If you’re looking for perfection from humans, you will end up getting lost in a sea of flaws. The reality of perfectionism is misery. I believe that is essentially the celebrity experience. When we put a person in front of a camera – a relatively new phenomenon – photoshop off their flaws, share their image with the world and then paste unto them a glorious myth (perhaps that they are fearless singers, fearless actors, fearless politicians), we imply perfection. An aura of confidence glows brightly around their beautiful skins. And thanks to the privately owned media and its privately owned agenda, their flaws have been surgically and meticulously removed. This is done in an effort to sell a song on iTunes, or maybe sell a movie on Amazon, or even more egregiously, start an oil war in the middle east. These ideas, bound masterfully by sticky economic thread.
These men and women of media are, in a way, our modern heroes. We look up to them as we watch them climb up the food chain, into this perceived five star buffet in the sky. But they don’t serve mangoes in this buffet, and in fact every piece of fruit up there is plastic, even those beautiful shiny bananas~! It all goes back to this point: nobody is perfect and confident about everything in their lives. No one, not even puppies. The media is very self-aware, and will gladly turn a mythical hero into an infamous villain. It isn’t fair. It’s not fair because we are all flawed and that is absolutely ok ! No human is capable of having true mythological powers. It’s ok, that’s why different cultures all over the world, over and over again, developed stories of myth: so that the burden is lifted from us.
I think the more we are able to identify with our friends, family, and even those we share a border with, the more we understand and accept ourselves. It turns out we all share the same basic flaws and the one big want. I don’t even have to mention these because they are so innate, but I will anyways, and perhaps we will discover even more similarities in the details:
Jealousy – I wish my memory was better, and I sometimes get jealous of this attribute in people.
Anger – I get really annoyed by certain sounds that people or machines make.
Sadness – The winter brings out very destructive thoughts in me. I don’t know how to control for that.
Hedonism – I can surely overindulge with food.
Vengefulness – Listen.
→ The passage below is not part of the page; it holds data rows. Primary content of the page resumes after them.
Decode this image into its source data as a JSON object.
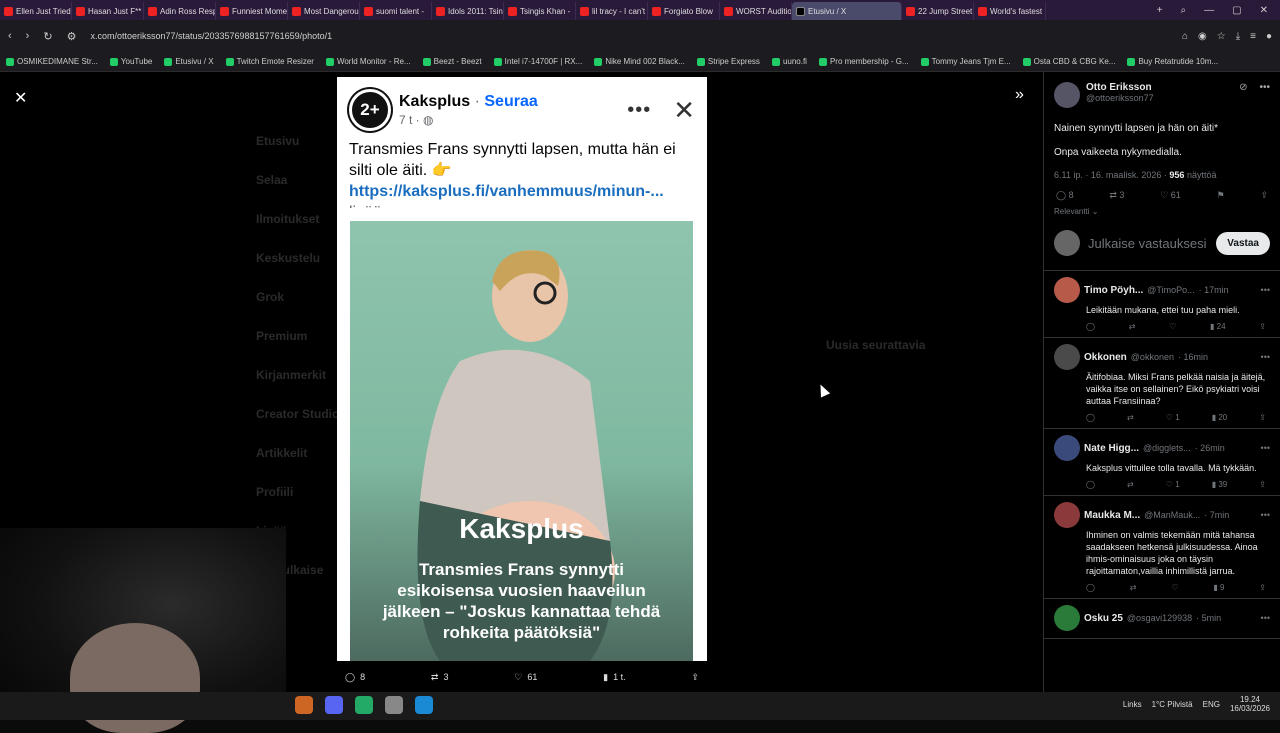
{
  "browser": {
    "tabs": [
      "Ellen Just Tried",
      "Hasan Just F**",
      "Adin Ross Resp",
      "Funniest Mome",
      "Most Dangerou",
      "suomi talent -",
      "Idols 2011: Tsin",
      "Tsingis Khan -",
      "lil tracy - I can't",
      "Forgiato Blow",
      "WORST Auditio",
      "Etusivu / X",
      "22 Jump Street",
      "World's fastest"
    ],
    "active_tab": "Etusivu / X",
    "url": "x.com/ottoeriksson77/status/2033576988157761659/photo/1",
    "bookmarks": [
      "OSMIKEDIMANE Str...",
      "YouTube",
      "Etusivu / X",
      "Twitch Emote Resizer",
      "World Monitor - Re...",
      "Beezt - Beezt",
      "Intel i7-14700F | RX...",
      "Nike Mind 002 Black...",
      "Stripe Express",
      "uuno.fi",
      "Pro membership - G...",
      "Tommy Jeans Tjm E...",
      "Osta CBD & CBG Ke...",
      "Buy Retatrutide 10m..."
    ]
  },
  "background_x": {
    "nav": [
      "Etusivu",
      "Selaa",
      "Ilmoitukset",
      "Keskustelu",
      "Grok",
      "Premium",
      "Kirjanmerkit",
      "Creator Studio",
      "Artikkelit",
      "Profiili",
      "Lisää"
    ],
    "post_button": "Julkaise",
    "side_heading": "Uusia seurattavia"
  },
  "fb_post": {
    "page_name": "Kaksplus",
    "separator": "·",
    "follow": "Seuraa",
    "time": "7 t ·",
    "logo_text": "2+",
    "text": "Transmies Frans synnytti lapsen, mutta hän ei silti ole äiti. 👉",
    "link": "https://kaksplus.fi/vanhemmuus/minun-...",
    "more": "lisää",
    "photo_brand": "Kaksplus",
    "photo_headline": "Transmies Frans synnytti esikoisensa vuosien haaveilun jälkeen – \"Joskus kannattaa tehdä rohkeita päätöksiä\""
  },
  "viewer_actions": {
    "replies": "8",
    "reposts": "3",
    "likes": "61",
    "views": "1 t."
  },
  "side_tweet": {
    "name": "Otto Eriksson",
    "handle": "@ottoeriksson77",
    "line1": "Nainen synnytti lapsen ja hän on äiti*",
    "line2": "Onpa vaikeeta nykymedialla.",
    "meta_prefix": "6.11 ip. · 16. maalisk. 2026 ·",
    "views_count": "956",
    "views_label": "näyttöä",
    "replies": "8",
    "reposts": "3",
    "likes": "61",
    "sort": "Relevantti ⌄",
    "compose_placeholder": "Julkaise vastauksesi",
    "reply_button": "Vastaa"
  },
  "replies": [
    {
      "name": "Timo Pöyh...",
      "handle": "@TimoPo...",
      "time": "· 17min",
      "text": "Leikitään mukana, ettei tuu paha mieli.",
      "replies": "",
      "reposts": "",
      "likes": "",
      "views": "24",
      "color": "#b85a4a"
    },
    {
      "name": "Okkonen",
      "handle": "@okkonen",
      "time": "· 16min",
      "text": "Äitifobiaa. Miksi Frans pelkää naisia ja äitejä, vaikka itse on sellainen? Eikö psykiatri voisi auttaa Fransiinaa?",
      "replies": "",
      "reposts": "",
      "likes": "1",
      "views": "20",
      "color": "#4a4a4a"
    },
    {
      "name": "Nate Higg...",
      "handle": "@digglets...",
      "time": "· 26min",
      "text": "Kaksplus vittuilee tolla tavalla. Mä tykkään.",
      "replies": "",
      "reposts": "",
      "likes": "1",
      "views": "39",
      "color": "#3a4a7a"
    },
    {
      "name": "Maukka M...",
      "handle": "@ManMauk...",
      "time": "· 7min",
      "text": "Ihminen on valmis tekemään mitä tahansa saadakseen hetkensä julkisuudessa. Ainoa ihmis-ominaisuus joka on täysin rajoittamaton,vaillia inhimillistä jarrua.",
      "replies": "",
      "reposts": "",
      "likes": "",
      "views": "9",
      "color": "#8a3a3a"
    },
    {
      "name": "Osku 25",
      "handle": "@osgavi129938",
      "time": "· 5min",
      "text": "",
      "replies": "",
      "reposts": "",
      "likes": "",
      "views": "",
      "color": "#2a7a3a"
    }
  ],
  "taskbar": {
    "links": "Links",
    "weather": "1°C Pilvistä",
    "lang": "ENG",
    "time": "19.24",
    "date": "16/03/2026"
  }
}
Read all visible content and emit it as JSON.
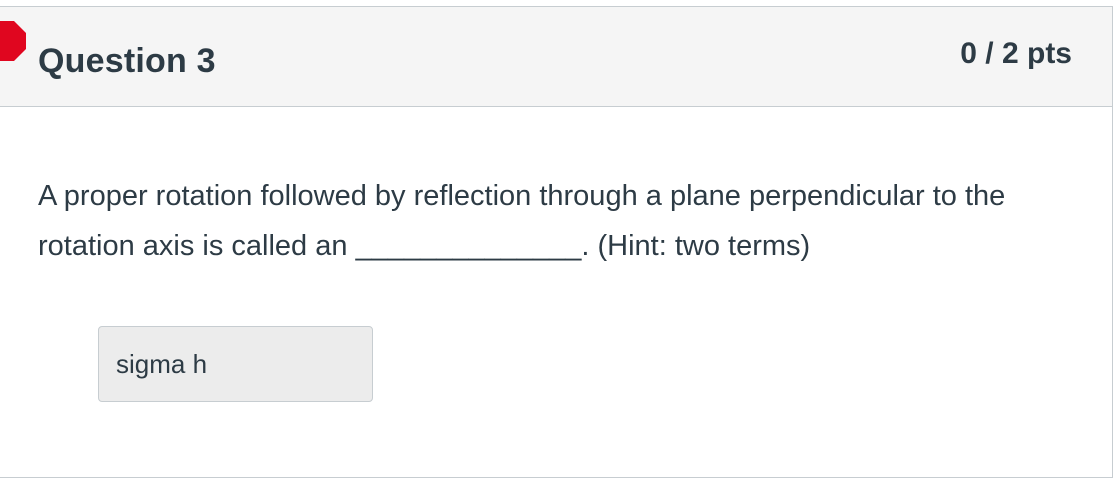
{
  "question": {
    "title": "Question 3",
    "points": "0 / 2 pts",
    "status_color": "#e0061f",
    "text_part1": "A proper rotation followed by reflection through a plane perpendicular to the rotation axis is called an ",
    "blank": "______________",
    "text_part2": ". (Hint: two terms)",
    "answer": "sigma h",
    "icon": "incorrect-marker-icon"
  }
}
I’m nice, but I’m not passive aggressive, and sometimes I can go too far for what I deem as justice.
The energy I put out to be returned to me as love.
You feel me?